Designed by Przemo Lukasik of the architectural office Medusa Group architects, this loft is an example of â€“ still rare in Silesia â€“ adaptation of industrial architecture. After extraction was discontinued at Zaklady Gorniczo â€“ Hutnicze “Orzel Bialy” (a mining and steelworks complex) in Bytom, the lamp room and time clock room were scheduled for demolition. Suspended on eight reinforced-concrete pillars, derelict and half-disintegrated. Its unique location, interesting form and adequate area made the architect think about it as a future home.
Mr Lukasik decided to sand and paint the existing steel structure, juxtaposing it with the ceiling where the concrete was exposed after other layers were removed. The colour scheme of the interior and of the elevation was intended to fit well into the typical spectrum of grayish tones used in heavy industry, with deliberate avoidance of the popular silver. It is only the new-built parts â€“ the toilette and dressing room â€“ that has been accentuated with some red.
Interventions are minimal inside and out, but the project is notable for reusing something so atypical and unique in and of itself.
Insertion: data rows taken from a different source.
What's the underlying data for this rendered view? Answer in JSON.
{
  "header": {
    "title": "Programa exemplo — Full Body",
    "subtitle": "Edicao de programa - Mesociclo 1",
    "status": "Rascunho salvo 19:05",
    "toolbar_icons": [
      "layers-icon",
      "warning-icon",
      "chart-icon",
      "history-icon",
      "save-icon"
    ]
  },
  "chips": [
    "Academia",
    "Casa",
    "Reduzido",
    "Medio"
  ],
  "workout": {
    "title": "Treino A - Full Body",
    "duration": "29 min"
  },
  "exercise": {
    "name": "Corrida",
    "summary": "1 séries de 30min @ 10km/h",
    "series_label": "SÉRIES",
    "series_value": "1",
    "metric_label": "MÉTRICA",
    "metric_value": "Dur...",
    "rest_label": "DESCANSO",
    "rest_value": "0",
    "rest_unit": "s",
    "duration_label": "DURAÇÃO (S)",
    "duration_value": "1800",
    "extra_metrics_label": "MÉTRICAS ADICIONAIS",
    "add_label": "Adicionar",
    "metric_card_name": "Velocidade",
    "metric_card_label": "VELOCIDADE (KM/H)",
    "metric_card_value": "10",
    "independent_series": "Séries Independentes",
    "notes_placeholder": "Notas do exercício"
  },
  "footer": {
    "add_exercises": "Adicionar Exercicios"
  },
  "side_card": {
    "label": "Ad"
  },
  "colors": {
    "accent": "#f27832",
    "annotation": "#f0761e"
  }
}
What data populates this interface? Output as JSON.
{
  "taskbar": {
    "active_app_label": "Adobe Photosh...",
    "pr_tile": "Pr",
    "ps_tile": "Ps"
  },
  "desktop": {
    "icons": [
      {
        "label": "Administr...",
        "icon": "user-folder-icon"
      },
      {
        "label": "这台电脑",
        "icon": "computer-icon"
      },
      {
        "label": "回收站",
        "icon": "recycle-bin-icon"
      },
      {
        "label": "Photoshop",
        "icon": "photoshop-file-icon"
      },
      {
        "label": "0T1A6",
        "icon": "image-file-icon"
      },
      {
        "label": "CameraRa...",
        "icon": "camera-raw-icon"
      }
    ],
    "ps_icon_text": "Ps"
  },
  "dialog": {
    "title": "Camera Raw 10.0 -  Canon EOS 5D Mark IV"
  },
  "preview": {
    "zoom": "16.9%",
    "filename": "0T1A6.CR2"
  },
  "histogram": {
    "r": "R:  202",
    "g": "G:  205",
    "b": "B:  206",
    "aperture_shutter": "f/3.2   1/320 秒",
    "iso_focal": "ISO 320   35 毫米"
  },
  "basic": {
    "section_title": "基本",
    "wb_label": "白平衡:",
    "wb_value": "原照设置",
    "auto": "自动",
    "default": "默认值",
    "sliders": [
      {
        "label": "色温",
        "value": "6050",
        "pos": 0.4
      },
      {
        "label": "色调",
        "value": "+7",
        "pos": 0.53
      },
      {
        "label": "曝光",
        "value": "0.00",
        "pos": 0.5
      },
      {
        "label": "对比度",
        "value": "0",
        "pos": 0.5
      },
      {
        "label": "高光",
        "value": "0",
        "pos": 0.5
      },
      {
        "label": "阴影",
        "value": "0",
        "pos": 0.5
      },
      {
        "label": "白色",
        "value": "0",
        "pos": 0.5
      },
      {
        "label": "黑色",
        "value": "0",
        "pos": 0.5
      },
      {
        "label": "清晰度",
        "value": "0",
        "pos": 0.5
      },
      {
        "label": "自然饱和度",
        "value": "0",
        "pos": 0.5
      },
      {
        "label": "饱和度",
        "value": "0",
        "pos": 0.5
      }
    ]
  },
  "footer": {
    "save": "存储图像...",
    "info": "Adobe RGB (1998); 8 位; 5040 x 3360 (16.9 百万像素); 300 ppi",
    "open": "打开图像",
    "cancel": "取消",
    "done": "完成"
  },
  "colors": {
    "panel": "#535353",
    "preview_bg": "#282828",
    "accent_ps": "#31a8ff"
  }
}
The architect’s ability to see the inherent qualities in something not immediately appealing helped save an industrial artifact and create a unique home for the architect and his family.
The two sides, along the lower loft rooms – open with sliding doors. There are numbers and graphics depicting the role of the room. In the eyes immediately throws one thing.
For many people, the concept to live in an unusual, almost abandoned place is strange. Where is the house with a garden? Where is the red tile on a sloping roof of a terraced house? Unthinkable. And I like it. A lot.